11’09″01 September 11


To evoke the magnitude of the shock wave of September 11, to witness the resonance of the event around the world, to better understand the human dimension of this tragedy, to accompany the emotion, to give everyone’s word, a collective film: eleven filmmakers of different origins and cultures, eleven looks at the tragic events in New York on September 11, 2001, eleven points of view engaging their individual conscience.

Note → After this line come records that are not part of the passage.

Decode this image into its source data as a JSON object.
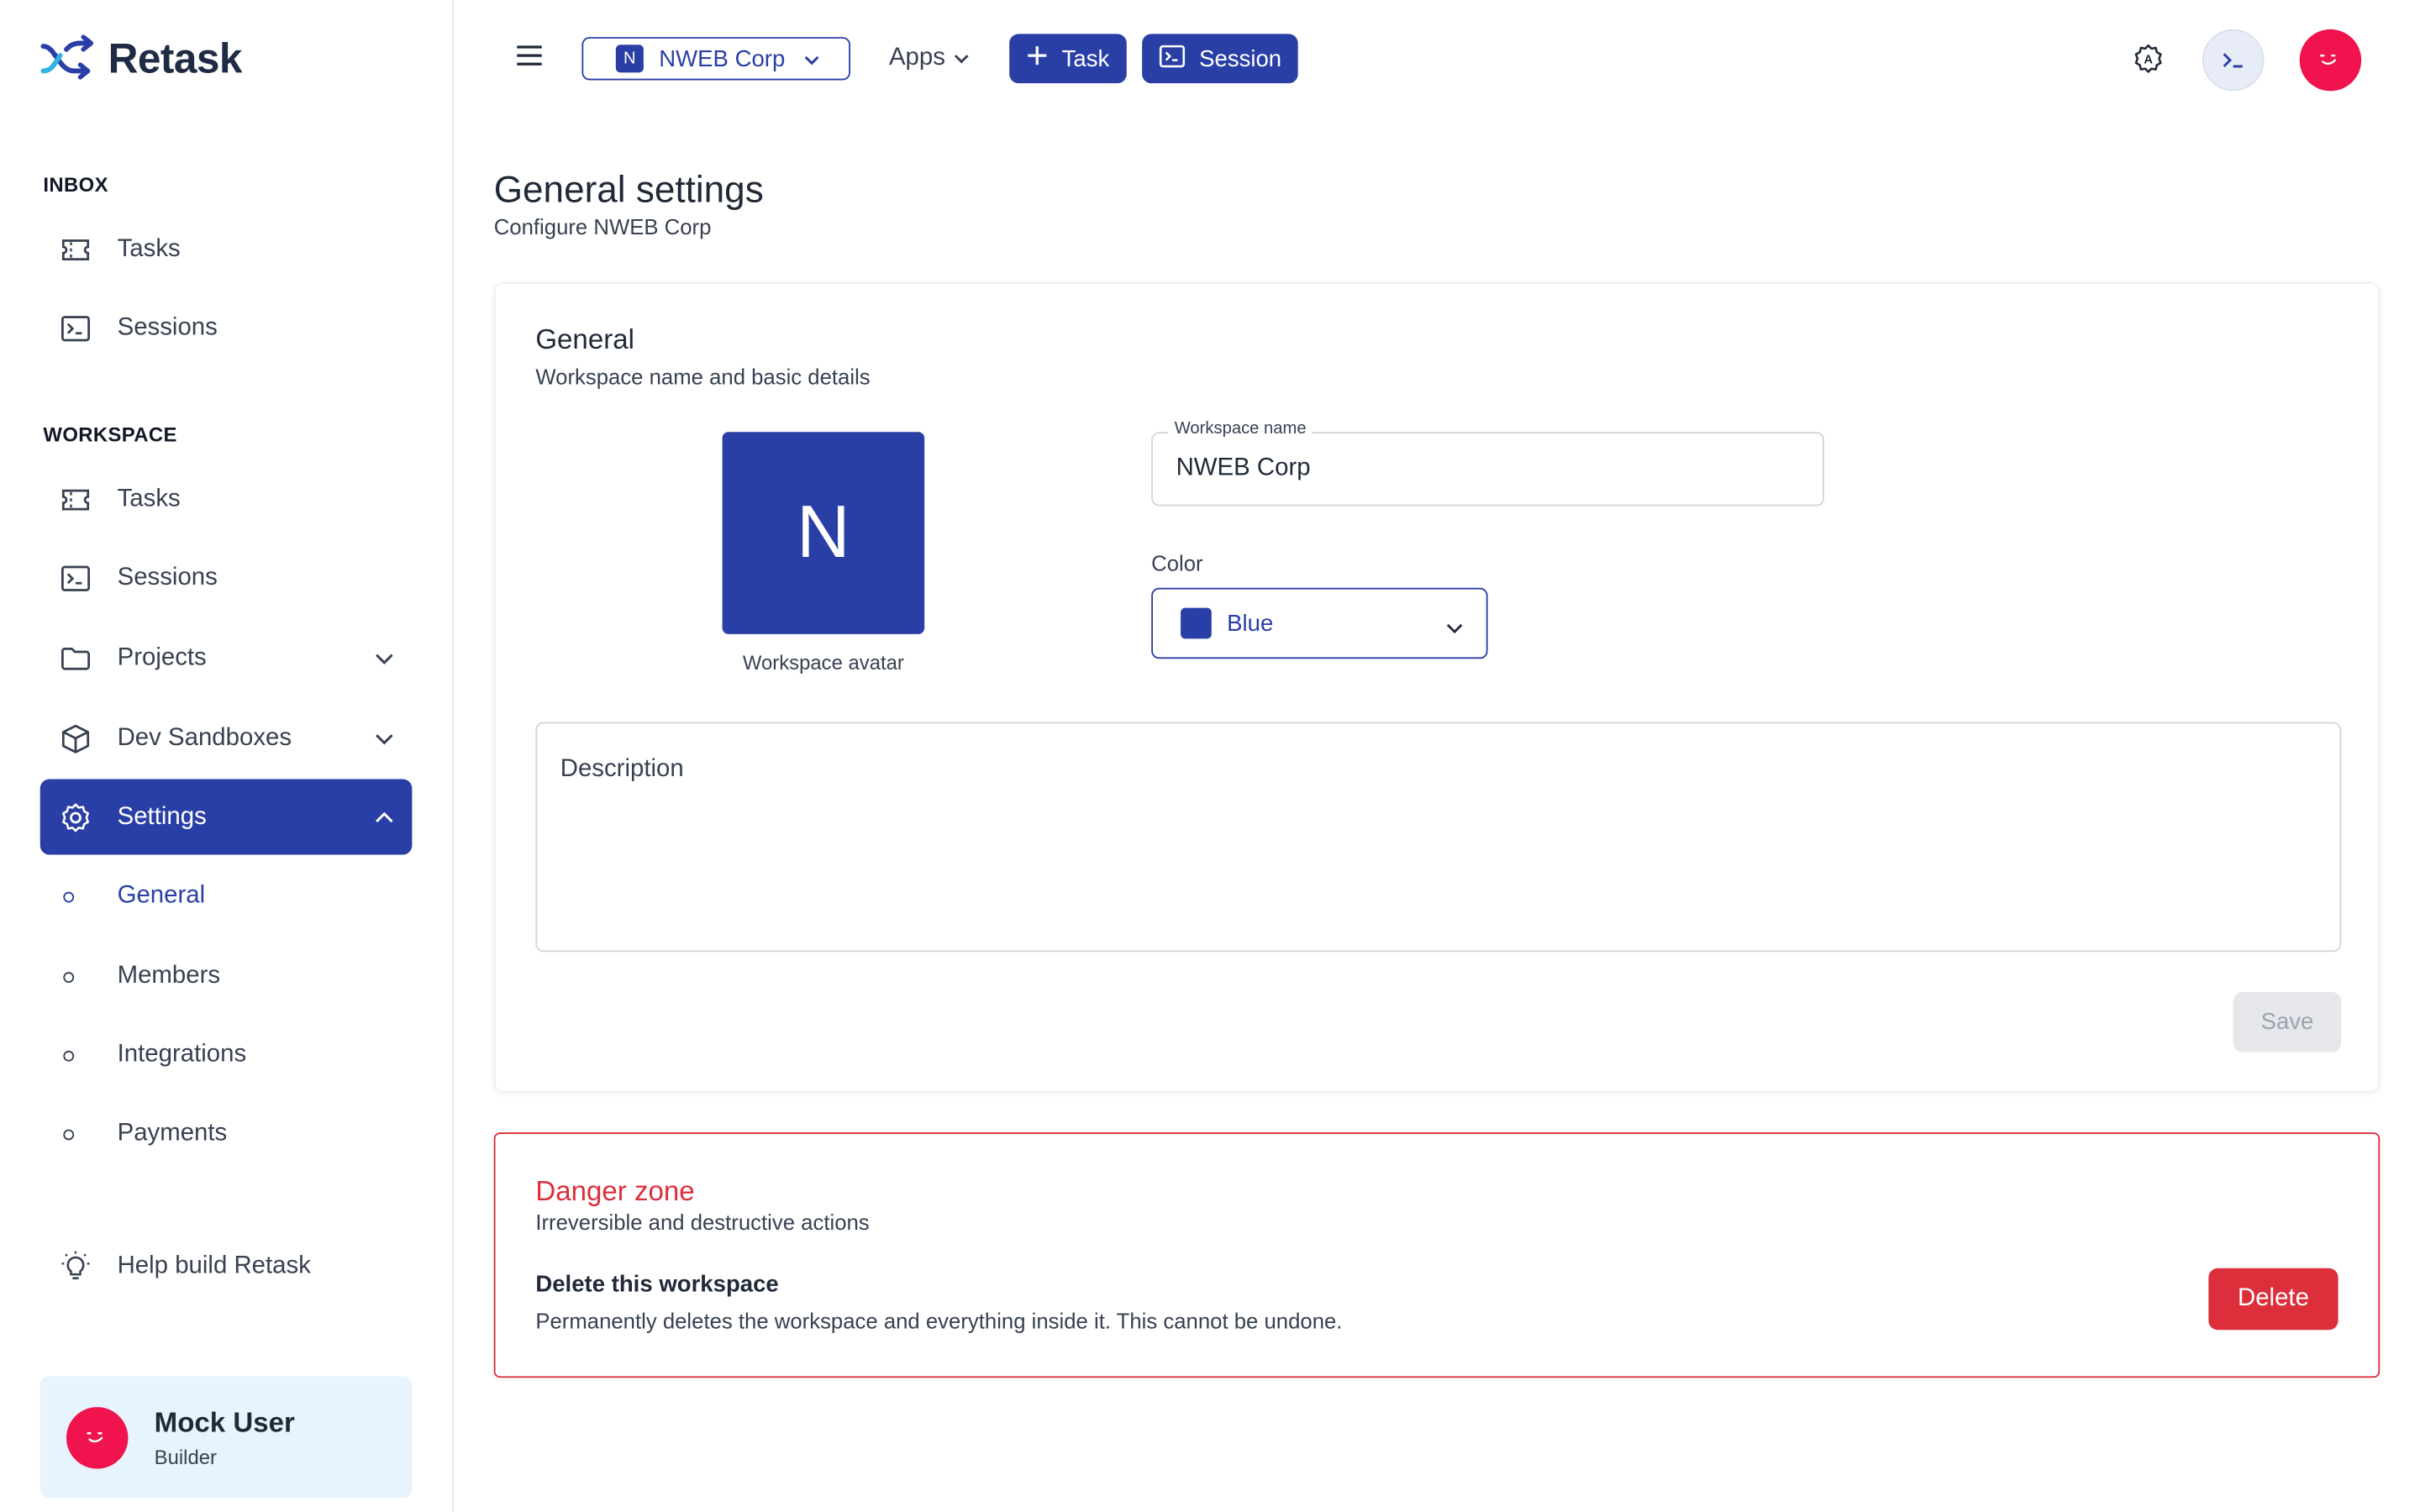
{
  "app": {
    "name": "Retask"
  },
  "sidebar": {
    "inbox_label": "INBOX",
    "inbox_items": [
      {
        "label": "Tasks",
        "icon": "ticket-icon"
      },
      {
        "label": "Sessions",
        "icon": "terminal-icon"
      }
    ],
    "workspace_label": "WORKSPACE",
    "workspace_items": [
      {
        "label": "Tasks",
        "icon": "ticket-icon"
      },
      {
        "label": "Sessions",
        "icon": "terminal-icon"
      },
      {
        "label": "Projects",
        "icon": "folder-icon",
        "expandable": true
      },
      {
        "label": "Dev Sandboxes",
        "icon": "cube-icon",
        "expandable": true
      },
      {
        "label": "Settings",
        "icon": "gear-icon",
        "expanded": true,
        "active": true
      }
    ],
    "settings_subitems": [
      {
        "label": "General",
        "current": true
      },
      {
        "label": "Members"
      },
      {
        "label": "Integrations"
      },
      {
        "label": "Payments"
      }
    ],
    "help_label": "Help build Retask",
    "user": {
      "name": "Mock User",
      "role": "Builder"
    }
  },
  "topbar": {
    "workspace": {
      "badge": "N",
      "name": "NWEB Corp"
    },
    "apps_label": "Apps",
    "task_button": "Task",
    "session_button": "Session"
  },
  "page": {
    "title": "General settings",
    "subtitle": "Configure NWEB Corp"
  },
  "general": {
    "title": "General",
    "subtitle": "Workspace name and basic details",
    "avatar_letter": "N",
    "avatar_label": "Workspace avatar",
    "name_label": "Workspace name",
    "name_value": "NWEB Corp",
    "color_label": "Color",
    "color_value": "Blue",
    "description_placeholder": "Description",
    "save_label": "Save"
  },
  "danger": {
    "title": "Danger zone",
    "subtitle": "Irreversible and destructive actions",
    "delete_title": "Delete this workspace",
    "delete_desc": "Permanently deletes the workspace and everything inside it. This cannot be undone.",
    "delete_button": "Delete"
  },
  "colors": {
    "primary": "#2a3fa6",
    "danger": "#dc2f3b",
    "avatar": "#f0134d",
    "user_card_bg": "#e8f4fd"
  }
}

In the aftermath of the tragedies on September 11, 2001, the French film company Studio Canal called upon a group of filmmakers, representing various regions of the world, to address the scope of the situation in however broad or intimate a context as they saw fit. The one guideline they were given was that no one film could exceed 11 minutes, nine seconds, and one frame. The resulting omnibus film, 11’09″01, showed at festivals around the world the following year and garnered a theatrical release in 2003. Each filmmaker’s entry takes a different approach: French director Claude Lelouch tells the tale of a World Trade Center tour guide who is on the verge of a breakup with his deaf girlfriend when the terrorist attacks hit; similarly, Hollywood actor-director Sean Penn chronicles the lonely existence of an old man living not far from the Twin Towers. Egyptian director Youssef Chahine and British social realist filmmaker Ken Loach created the most controversy with their entries, which, respectively, address the points-of-view of a suicide bomber and of a Chilean who recalls the brutal coup funded by the United States in his country on September 11, 1973. Alejandro González Iñárritu’s piece is the most abstract, taking images from television on the day of the attacks and cutting them with selected bursts of sound.

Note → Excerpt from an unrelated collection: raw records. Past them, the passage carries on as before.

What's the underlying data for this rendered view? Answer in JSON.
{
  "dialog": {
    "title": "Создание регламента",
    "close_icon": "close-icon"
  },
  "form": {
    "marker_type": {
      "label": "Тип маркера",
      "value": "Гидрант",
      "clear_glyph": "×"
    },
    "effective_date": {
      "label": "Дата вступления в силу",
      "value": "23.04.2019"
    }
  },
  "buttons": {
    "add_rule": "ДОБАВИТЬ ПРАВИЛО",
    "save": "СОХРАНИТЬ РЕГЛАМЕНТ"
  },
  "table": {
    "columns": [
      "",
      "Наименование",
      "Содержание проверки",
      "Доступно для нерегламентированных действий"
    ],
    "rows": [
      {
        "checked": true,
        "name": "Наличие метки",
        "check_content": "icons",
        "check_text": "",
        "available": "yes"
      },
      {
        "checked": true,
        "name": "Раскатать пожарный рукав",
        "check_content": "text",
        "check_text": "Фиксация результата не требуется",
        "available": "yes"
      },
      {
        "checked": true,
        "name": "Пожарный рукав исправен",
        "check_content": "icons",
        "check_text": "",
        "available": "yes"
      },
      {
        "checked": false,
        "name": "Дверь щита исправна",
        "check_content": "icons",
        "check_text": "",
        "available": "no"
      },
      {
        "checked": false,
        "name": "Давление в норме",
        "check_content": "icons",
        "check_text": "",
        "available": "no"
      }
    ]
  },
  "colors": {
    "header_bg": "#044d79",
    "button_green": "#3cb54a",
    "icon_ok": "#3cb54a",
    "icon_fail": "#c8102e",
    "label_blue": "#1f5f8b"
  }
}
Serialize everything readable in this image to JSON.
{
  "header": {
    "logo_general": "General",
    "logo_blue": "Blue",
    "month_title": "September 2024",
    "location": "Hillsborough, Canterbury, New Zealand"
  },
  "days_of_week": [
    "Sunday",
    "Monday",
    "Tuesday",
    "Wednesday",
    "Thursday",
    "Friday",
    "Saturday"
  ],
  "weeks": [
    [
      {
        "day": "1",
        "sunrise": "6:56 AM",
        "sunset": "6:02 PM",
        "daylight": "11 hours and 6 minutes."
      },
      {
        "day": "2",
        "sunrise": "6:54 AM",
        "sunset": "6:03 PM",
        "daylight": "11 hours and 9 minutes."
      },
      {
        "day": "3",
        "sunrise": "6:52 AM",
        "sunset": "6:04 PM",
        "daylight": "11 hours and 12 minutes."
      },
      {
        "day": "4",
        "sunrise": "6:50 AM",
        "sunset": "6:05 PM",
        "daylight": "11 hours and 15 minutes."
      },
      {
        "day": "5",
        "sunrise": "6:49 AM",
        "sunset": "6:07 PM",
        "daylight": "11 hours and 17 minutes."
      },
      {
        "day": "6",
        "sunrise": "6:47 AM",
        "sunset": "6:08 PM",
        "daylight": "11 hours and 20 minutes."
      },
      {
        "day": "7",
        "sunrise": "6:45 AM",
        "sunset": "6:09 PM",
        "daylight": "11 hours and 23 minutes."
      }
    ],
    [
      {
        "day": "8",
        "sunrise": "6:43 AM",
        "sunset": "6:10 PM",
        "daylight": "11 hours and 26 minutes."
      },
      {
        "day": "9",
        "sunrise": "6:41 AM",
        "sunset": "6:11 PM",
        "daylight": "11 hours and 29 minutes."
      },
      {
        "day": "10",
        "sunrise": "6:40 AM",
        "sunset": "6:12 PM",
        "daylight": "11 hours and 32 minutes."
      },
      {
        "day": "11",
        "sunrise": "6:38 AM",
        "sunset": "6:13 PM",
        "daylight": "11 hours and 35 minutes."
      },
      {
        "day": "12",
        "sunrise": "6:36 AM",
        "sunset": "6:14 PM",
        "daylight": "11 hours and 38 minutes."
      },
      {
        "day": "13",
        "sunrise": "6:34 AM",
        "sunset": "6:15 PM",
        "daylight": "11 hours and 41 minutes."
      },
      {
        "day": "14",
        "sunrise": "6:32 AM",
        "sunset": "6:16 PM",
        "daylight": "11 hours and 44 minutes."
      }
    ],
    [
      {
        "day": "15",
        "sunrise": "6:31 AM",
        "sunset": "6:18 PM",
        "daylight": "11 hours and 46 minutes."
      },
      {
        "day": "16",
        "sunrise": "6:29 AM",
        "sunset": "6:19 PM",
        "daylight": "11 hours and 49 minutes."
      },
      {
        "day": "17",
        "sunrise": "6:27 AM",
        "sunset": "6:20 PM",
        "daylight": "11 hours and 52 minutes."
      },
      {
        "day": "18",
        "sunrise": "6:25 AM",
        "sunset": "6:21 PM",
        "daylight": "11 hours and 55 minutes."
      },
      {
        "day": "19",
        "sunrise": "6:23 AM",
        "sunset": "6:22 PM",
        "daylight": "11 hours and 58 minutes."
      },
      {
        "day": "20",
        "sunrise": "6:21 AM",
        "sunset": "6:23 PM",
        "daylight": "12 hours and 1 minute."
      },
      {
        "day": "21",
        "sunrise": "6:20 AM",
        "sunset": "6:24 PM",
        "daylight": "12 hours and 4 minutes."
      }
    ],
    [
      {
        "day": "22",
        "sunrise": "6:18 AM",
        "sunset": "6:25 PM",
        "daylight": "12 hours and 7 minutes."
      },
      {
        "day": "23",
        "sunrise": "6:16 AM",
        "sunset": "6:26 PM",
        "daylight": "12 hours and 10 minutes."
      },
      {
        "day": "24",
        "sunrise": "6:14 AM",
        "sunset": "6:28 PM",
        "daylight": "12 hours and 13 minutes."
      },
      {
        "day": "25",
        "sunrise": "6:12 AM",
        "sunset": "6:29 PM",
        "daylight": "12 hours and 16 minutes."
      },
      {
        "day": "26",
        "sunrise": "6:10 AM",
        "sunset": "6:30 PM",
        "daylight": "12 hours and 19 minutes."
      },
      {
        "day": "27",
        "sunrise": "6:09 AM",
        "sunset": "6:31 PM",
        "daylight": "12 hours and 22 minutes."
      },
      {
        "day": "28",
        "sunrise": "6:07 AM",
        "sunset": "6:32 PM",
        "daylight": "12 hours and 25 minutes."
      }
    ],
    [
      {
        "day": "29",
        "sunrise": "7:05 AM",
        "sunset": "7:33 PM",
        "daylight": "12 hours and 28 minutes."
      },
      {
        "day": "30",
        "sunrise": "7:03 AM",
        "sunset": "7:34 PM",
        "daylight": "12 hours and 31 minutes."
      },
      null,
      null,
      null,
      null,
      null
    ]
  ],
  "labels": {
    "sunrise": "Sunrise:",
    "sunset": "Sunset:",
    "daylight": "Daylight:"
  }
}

11’09 “01 september 11 is an important and necessary film, because from a horrible image, eleven filmmakers managed to give birth to other images, echoes often full of hope.

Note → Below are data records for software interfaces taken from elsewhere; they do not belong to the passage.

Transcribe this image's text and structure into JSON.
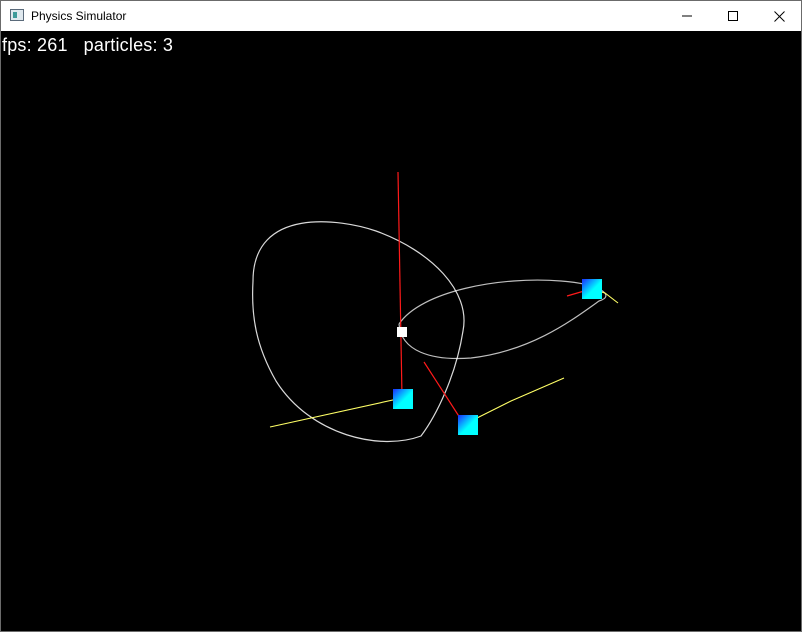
{
  "window": {
    "title": "Physics Simulator",
    "controls": {
      "minimize_icon": "minimize-icon",
      "maximize_icon": "maximize-icon",
      "close_icon": "close-icon"
    }
  },
  "hud": {
    "fps_label": "fps:",
    "fps_value": "261",
    "particles_label": "particles:",
    "particles_value": "3"
  },
  "scene": {
    "background": "#000000",
    "orbit_color": "#ffffff",
    "velocity_color": "#ff0000",
    "trail_color": "#ffff66",
    "particle_gradient": [
      "#1a2cff",
      "#00ffff"
    ],
    "center_color": "#ffffff"
  }
}
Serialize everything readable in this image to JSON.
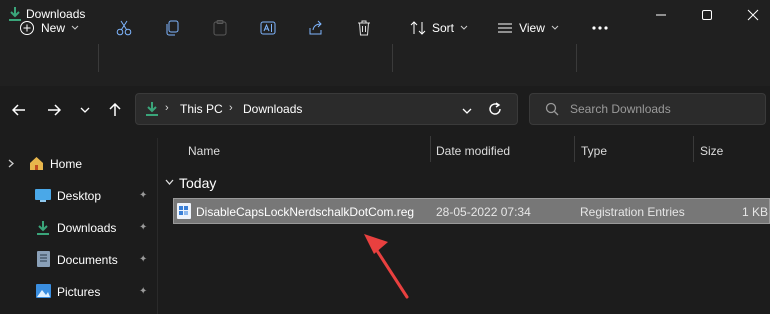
{
  "window": {
    "title": "Downloads"
  },
  "toolbar": {
    "new_label": "New",
    "sort_label": "Sort",
    "view_label": "View"
  },
  "address": {
    "segments": [
      "This PC",
      "Downloads"
    ]
  },
  "search": {
    "placeholder": "Search Downloads"
  },
  "sidebar": {
    "items": [
      {
        "label": "Home",
        "icon": "home-icon"
      },
      {
        "label": "Desktop",
        "icon": "desktop-icon",
        "pinned": true
      },
      {
        "label": "Downloads",
        "icon": "download-icon",
        "pinned": true
      },
      {
        "label": "Documents",
        "icon": "documents-icon",
        "pinned": true
      },
      {
        "label": "Pictures",
        "icon": "pictures-icon",
        "pinned": true
      }
    ]
  },
  "columns": [
    "Name",
    "Date modified",
    "Type",
    "Size"
  ],
  "group": "Today",
  "files": [
    {
      "name": "DisableCapsLockNerdschalkDotCom.reg",
      "date": "28-05-2022 07:34",
      "type": "Registration Entries",
      "size": "1 KB",
      "selected": true
    }
  ],
  "colors": {
    "accent": "#3aa57a",
    "folder": "#e8b64c",
    "selection": "#777777",
    "arrow": "#e8403f"
  }
}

11’09″01 September 11 is a 2002 international film composed of 11 contributions from different filmmakers, each from a different country. Each gave their own vision of the events in New York City during the September 11 attacks, in a short film of 11 minutes, 9 seconds, and one frame. The original concept and production of the film were by French producer Alain Brigand. It has been released internationally with several different titles, depending on the language. In French, it is known as 11 minutes 9 secondes 1 image.

A film by 11 famous Fim makers


  • Claude Lelouch (segment “France”)
  • Youssef Chahine (segment “Egypt”)
  • Danis Tanović (segment “Bosnia-Herzegovina”)
  • Idrissa Ouedraogo (segment “Burkina Faso”)
  • Ken Loach (segment “United Kingdom”)
  • Alejandro González Iñárritu (segment “Mexico”)
  • Amos Gitaï (segment “Israel”)
  • Mira Nair (segment “India”)
  • Sean Penn (segment “United States of America”)
  • Shohei Imamura (segment “Japan”)


Alejandro González Iñárritu’s piece is the most abstract, taking images from television on the day of the attacks and cutting them with selected bursts of sound. Samira Makhmalbaf, Danis Tanovic, and Idrissa Ouedraogo all tell small-scale stories of the effects of the attacks on tiny villages in Iran, Serbia, and Burkina Faso, respectively.

At the 2002 Venice Film Festival, the film received the UNESCO Award and Ken Loach’s segment was the winner of the FIPRESCI Prize for Best Short Film.

Release date  :  September 11, 2002 (France)

Duration :  1h15

Free entry … Open to all